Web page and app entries
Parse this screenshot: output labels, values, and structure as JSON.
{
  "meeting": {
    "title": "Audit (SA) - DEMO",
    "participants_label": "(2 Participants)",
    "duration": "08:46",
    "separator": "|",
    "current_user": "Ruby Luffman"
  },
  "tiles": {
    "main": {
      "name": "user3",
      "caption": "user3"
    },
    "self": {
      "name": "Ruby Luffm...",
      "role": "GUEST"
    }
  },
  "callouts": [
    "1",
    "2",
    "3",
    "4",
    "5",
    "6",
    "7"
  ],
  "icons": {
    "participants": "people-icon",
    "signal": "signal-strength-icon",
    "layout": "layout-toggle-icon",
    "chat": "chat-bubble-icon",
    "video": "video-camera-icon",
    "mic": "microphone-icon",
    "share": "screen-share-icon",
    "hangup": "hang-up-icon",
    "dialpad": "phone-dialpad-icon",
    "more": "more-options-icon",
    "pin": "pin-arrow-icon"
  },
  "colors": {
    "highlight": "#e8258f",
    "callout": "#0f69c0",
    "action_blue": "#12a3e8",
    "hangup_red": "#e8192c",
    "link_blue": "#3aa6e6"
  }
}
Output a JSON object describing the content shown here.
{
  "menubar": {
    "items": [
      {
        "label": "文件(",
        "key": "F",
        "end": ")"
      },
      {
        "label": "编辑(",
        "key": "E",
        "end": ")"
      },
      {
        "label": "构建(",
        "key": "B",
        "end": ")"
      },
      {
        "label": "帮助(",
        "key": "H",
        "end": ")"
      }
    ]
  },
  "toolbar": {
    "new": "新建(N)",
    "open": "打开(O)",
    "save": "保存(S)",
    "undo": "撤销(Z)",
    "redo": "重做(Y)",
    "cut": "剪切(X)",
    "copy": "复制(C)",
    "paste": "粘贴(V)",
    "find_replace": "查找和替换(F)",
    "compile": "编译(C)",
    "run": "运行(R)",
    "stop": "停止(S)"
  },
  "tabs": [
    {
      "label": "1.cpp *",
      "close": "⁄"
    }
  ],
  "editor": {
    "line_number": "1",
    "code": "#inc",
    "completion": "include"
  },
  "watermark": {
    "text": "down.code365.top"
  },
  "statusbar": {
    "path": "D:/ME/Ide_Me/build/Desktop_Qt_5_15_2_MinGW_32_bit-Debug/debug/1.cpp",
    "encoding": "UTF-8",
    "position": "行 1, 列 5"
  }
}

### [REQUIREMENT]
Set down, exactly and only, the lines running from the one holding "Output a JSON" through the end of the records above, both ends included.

### [RESPONSE AREA]
Output a JSON object describing the content shown here.
{
  "menubar": {
    "items": [
      {
        "label": "文件(",
        "key": "F",
        "end": ")"
      },
      {
        "label": "编辑(",
        "key": "E",
        "end": ")"
      },
      {
        "label": "构建(",
        "key": "B",
        "end": ")"
      },
      {
        "label": "帮助(",
        "key": "H",
        "end": ")"
      }
    ]
  },
  "toolbar": {
    "new": "新建(N)",
    "open": "打开(O)",
    "save": "保存(S)",
    "undo": "撤销(Z)",
    "redo": "重做(Y)",
    "cut": "剪切(X)",
    "copy": "复制(C)",
    "paste": "粘贴(V)",
    "find_replace": "查找和替换(F)",
    "compile": "编译(C)",
    "run": "运行(R)",
    "stop": "停止(S)"
  },
  "tabs": [
    {
      "label": "1.cpp *",
      "close": "⁄"
    }
  ],
  "editor": {
    "line_number": "1",
    "code": "#inc",
    "completion": "include"
  },
  "watermark": {
    "text": "down.code365.top"
  },
  "statusbar": {
    "path": "D:/ME/Ide_Me/build/Desktop_Qt_5_15_2_MinGW_32_bit-Debug/debug/1.cpp",
    "encoding": "UTF-8",
    "position": "行 1, 列 5"
  }
}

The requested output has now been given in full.